So what’s next for Duckett and Alberta health care? Critics — including some within AHS — say there’s no clear plan. “They’re feeling it out as they go along” says Swann.

Liepert disagrees. “We have the plan called Vision 2020” says the minister referring to a broad health road map put out by the province last December. The plan which aims for a “patient-focused co-ordinated and efficient” system lists five strategic goals including providing services “in the right place and at the right time” and “matching workforce supply to demand for services.” Part of that includes expanding pharmacists’ and dietitians’ roles as a way of freeing up doctors’ time.

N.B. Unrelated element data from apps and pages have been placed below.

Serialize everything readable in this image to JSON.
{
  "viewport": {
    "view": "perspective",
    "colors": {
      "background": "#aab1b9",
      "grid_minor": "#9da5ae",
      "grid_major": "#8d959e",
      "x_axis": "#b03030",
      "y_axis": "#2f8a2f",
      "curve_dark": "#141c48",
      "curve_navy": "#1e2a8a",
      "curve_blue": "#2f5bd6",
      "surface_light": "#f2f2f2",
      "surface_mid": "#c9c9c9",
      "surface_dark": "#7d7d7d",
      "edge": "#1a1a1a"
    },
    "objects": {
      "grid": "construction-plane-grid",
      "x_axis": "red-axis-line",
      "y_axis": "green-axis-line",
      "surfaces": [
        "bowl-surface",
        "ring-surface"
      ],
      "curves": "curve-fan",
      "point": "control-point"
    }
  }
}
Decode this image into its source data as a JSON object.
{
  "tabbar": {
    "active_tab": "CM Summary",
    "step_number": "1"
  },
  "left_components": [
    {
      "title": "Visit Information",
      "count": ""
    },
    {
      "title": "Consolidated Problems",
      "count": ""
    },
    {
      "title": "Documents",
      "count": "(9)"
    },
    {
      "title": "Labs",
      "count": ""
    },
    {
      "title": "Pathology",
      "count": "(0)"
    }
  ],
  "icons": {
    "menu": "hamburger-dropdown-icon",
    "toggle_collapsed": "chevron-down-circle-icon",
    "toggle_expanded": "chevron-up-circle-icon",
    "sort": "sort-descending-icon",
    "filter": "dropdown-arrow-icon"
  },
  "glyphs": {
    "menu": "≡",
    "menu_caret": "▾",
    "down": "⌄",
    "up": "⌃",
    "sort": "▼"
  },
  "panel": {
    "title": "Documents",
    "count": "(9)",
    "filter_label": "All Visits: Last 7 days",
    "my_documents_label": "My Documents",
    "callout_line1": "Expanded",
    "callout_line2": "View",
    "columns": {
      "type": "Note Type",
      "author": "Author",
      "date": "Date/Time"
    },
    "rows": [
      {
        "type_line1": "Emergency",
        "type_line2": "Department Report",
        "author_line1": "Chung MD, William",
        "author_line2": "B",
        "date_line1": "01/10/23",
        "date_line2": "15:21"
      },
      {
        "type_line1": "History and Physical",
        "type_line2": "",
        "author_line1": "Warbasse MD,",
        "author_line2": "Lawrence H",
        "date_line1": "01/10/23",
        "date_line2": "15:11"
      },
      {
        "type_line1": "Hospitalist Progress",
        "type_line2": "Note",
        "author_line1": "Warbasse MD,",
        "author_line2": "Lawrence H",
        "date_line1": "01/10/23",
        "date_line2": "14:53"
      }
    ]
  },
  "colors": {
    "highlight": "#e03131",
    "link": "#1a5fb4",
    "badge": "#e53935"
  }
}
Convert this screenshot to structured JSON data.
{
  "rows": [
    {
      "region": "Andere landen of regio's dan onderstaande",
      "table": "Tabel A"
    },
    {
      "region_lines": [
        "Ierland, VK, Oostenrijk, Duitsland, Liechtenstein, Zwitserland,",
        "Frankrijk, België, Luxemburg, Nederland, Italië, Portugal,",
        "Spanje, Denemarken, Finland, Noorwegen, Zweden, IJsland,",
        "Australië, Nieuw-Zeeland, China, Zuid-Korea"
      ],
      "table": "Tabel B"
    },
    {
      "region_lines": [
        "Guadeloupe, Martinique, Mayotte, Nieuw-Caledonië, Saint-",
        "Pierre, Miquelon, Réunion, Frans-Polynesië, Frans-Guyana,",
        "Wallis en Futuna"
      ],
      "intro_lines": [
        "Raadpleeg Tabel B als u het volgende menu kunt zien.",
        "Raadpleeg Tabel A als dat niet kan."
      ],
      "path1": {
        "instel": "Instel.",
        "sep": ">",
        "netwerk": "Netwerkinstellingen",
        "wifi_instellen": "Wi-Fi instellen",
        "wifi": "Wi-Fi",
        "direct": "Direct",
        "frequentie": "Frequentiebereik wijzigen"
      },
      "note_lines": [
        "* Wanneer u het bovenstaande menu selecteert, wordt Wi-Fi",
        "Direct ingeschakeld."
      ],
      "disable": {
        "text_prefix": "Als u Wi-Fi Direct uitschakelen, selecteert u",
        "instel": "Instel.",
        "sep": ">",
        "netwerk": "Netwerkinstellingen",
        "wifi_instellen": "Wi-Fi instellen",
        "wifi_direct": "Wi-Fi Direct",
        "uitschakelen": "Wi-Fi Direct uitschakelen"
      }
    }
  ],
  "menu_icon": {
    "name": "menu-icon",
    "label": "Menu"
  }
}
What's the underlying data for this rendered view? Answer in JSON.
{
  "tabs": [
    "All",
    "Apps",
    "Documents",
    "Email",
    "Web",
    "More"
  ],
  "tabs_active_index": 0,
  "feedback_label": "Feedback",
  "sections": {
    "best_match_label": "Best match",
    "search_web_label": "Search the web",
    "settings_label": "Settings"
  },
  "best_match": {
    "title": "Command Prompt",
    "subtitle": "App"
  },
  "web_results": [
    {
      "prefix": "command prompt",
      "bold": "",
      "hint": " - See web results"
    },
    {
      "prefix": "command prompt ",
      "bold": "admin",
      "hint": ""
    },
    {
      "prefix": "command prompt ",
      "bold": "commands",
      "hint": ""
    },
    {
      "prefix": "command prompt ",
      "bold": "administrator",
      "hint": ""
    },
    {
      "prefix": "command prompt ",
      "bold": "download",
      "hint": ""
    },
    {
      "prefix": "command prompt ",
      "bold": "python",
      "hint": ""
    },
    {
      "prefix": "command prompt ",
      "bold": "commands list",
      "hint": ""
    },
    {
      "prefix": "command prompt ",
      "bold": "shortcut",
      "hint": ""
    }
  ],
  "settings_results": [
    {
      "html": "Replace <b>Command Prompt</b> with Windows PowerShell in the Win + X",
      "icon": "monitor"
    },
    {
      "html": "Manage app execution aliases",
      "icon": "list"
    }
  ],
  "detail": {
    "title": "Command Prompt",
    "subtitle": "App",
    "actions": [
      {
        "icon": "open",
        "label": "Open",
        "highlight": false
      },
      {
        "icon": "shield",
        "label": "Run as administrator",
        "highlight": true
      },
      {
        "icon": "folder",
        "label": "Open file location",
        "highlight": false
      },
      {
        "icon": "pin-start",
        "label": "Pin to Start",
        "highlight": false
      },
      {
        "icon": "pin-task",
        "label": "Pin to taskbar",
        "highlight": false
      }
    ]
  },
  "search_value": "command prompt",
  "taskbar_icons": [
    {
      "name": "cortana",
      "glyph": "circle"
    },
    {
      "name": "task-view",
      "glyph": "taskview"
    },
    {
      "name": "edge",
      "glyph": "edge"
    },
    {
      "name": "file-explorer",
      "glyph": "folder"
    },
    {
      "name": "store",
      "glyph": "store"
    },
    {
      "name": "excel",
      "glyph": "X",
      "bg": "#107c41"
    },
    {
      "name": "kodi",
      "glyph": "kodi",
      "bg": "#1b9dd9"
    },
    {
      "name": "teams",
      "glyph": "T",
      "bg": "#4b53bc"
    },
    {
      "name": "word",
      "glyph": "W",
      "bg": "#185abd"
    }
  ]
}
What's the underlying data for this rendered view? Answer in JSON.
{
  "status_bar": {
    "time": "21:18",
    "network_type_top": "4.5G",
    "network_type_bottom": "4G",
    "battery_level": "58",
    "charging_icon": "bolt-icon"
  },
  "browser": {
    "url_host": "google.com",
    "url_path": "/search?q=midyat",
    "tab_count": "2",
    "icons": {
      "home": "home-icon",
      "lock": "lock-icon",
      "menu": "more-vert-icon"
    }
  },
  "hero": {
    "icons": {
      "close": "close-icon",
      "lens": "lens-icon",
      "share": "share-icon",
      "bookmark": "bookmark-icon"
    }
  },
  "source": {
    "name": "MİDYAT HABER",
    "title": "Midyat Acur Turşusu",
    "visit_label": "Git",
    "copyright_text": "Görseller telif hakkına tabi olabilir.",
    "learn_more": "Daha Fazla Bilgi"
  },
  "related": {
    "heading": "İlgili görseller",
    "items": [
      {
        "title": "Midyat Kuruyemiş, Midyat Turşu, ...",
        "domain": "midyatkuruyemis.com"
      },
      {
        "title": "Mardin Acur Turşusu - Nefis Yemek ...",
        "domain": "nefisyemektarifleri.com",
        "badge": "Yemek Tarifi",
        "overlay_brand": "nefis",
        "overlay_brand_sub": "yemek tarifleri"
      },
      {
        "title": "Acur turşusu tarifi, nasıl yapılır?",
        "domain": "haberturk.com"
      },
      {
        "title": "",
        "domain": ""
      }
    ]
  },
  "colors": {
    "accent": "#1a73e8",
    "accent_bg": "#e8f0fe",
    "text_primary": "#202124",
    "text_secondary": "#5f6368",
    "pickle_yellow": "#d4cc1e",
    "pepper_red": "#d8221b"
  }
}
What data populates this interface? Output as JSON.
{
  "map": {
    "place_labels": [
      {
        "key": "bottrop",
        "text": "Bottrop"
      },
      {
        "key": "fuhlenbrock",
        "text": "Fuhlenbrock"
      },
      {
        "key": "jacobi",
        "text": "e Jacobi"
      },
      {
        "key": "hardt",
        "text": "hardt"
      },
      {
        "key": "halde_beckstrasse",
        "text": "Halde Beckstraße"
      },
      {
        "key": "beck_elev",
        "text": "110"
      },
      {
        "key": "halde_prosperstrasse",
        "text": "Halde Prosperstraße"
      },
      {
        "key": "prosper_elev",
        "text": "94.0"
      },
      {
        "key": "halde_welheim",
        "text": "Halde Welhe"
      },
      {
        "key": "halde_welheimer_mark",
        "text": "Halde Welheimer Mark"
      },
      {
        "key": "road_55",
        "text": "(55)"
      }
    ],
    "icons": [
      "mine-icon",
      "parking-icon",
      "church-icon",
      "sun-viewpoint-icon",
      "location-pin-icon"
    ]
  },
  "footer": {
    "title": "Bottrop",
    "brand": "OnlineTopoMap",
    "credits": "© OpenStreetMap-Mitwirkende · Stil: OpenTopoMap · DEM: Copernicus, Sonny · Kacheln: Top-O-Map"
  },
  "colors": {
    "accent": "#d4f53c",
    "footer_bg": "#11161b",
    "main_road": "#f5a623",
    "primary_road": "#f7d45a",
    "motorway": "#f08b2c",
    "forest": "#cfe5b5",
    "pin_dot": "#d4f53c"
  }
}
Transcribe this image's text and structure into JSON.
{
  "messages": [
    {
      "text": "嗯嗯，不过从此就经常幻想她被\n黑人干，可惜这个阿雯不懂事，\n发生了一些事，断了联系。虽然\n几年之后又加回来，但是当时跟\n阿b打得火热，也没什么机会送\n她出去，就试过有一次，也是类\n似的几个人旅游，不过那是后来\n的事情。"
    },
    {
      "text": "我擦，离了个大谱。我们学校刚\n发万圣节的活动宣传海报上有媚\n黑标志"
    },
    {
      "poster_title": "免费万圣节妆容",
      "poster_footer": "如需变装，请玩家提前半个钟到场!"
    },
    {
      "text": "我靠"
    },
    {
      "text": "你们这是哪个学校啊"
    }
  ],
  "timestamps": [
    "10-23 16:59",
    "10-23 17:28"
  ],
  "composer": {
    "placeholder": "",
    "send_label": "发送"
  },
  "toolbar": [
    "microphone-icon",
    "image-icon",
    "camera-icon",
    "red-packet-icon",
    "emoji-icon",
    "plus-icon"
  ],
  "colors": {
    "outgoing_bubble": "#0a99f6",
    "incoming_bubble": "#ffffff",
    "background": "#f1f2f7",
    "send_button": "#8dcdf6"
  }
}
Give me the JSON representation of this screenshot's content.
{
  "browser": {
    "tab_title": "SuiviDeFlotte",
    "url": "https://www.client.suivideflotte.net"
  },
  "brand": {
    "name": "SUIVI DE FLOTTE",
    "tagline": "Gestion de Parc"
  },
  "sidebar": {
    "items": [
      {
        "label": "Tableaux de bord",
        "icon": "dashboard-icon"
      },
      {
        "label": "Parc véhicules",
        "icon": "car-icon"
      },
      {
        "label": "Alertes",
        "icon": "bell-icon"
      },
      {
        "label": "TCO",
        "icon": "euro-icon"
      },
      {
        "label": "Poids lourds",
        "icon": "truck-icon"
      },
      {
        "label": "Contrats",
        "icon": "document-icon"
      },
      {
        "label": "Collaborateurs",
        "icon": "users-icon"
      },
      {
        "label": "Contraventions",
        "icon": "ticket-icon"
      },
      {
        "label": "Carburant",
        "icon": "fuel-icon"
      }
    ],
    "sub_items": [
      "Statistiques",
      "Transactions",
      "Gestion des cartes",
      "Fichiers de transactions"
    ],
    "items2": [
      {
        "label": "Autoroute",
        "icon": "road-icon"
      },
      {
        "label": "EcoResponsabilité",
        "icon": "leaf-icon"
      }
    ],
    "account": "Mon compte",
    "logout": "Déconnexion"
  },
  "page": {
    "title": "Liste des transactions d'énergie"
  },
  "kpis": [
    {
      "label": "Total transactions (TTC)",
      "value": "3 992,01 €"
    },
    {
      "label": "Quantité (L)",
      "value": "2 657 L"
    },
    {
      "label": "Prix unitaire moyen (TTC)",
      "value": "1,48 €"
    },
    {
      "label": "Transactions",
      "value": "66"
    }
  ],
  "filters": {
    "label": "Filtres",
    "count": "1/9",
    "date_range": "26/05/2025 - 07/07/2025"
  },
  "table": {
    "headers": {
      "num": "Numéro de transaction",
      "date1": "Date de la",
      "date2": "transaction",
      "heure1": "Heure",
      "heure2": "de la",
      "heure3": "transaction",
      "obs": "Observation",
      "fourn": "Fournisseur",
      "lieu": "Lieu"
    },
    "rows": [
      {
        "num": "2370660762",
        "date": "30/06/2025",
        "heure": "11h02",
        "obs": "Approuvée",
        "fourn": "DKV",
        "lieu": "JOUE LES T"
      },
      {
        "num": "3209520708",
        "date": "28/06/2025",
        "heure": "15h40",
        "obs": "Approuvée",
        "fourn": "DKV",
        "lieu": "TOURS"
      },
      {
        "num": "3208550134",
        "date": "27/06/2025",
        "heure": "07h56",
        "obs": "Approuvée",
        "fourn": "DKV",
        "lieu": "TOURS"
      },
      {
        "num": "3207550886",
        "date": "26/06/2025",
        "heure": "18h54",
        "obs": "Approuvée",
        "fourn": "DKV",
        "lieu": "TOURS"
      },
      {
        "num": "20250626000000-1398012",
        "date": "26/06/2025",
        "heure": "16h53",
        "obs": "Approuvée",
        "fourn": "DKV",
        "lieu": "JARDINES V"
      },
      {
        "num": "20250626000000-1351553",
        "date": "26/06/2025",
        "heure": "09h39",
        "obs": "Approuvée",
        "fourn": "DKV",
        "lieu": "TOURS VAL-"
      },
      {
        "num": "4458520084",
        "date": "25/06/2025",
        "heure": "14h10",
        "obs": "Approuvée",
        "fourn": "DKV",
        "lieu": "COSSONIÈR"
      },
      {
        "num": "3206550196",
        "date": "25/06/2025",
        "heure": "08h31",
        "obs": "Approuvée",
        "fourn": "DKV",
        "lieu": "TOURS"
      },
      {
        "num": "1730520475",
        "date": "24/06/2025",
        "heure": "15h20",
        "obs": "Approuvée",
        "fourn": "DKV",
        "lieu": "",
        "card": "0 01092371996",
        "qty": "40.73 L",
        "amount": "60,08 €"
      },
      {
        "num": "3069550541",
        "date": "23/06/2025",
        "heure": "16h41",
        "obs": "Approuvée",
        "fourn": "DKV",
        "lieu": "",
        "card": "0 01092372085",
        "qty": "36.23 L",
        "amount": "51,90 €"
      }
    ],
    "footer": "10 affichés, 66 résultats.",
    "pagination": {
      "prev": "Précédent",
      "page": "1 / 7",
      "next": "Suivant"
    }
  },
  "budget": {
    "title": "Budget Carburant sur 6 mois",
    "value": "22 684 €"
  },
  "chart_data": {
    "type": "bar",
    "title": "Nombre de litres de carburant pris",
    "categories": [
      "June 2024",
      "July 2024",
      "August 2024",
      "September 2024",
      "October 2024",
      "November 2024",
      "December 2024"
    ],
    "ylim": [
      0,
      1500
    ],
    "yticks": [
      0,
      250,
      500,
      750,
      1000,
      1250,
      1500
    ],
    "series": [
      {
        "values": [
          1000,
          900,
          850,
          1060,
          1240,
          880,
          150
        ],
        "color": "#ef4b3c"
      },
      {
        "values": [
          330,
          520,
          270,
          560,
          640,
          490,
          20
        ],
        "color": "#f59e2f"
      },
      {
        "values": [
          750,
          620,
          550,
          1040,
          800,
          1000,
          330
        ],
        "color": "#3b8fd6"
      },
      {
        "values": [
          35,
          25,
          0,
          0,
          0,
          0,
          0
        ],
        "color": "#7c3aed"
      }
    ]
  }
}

Vision 2020 says it’s “not about the private delivery of health services” but a “stronger more efficient and sustainable publicly funded health system.”

Liepert says “For anybody to say there is no plan they’re not looking at what’s out there.”

But he doesn’t rule out more private options. “Are we going to the U.S. system? Absolutely not…. Are we going to be selling off our hospitals for profit? No. But we have for-profit provision of seniors care. Doctors are in it for profit. Doctors they’re not part of the United Way. So there’s all kinds of for-profit health care today.”

As for Duckett he’s reaching out to AHS staff by asking for their input on ways to save money. Those who come up with the best suggestions will get prizes including two weekend getaway packages and two $500 gift cards — rewards Duckett is pledging will come from his own pocket. “I see part of my job as a leader as being to liberate you to think and act creatively” Duckett wrote on his blog earlier this month. “And I now want to put my money where my mouth is.”

He’s also asking AHS board members to take a pay cut but has made it clear that he won’t give up his bonus.

Under Duckett AHS is also revisiting the much-maligned code of conduct that forbids staff from publicly sharing their opinions. “They seem to be reaching out for at least the impression of consultation now… [to] give a sense of legitimacy to what’s happening” says Swann.

Meanwhile health advocates are mobilizing to show their support for Alberta’s public system. Rallies were recently held in Calgary and Red Deer and more are planned for the coming weeks. “There’s a concern that we’re going to be cutting more services and people will be able to access less” says Bonnie Malach of Alberta Better Care Calgary a newly formed coalition of health advocates.

The province Liepert says is currently working on next year’s budget. “I don’t know what our funding increase is going to be for health care but let’s say as an example instead of 10 per cent or even six per cent our increase next year is only three per cent. Well by golly there’s going to be some tough decisions around that.”

“What they are time will tell.”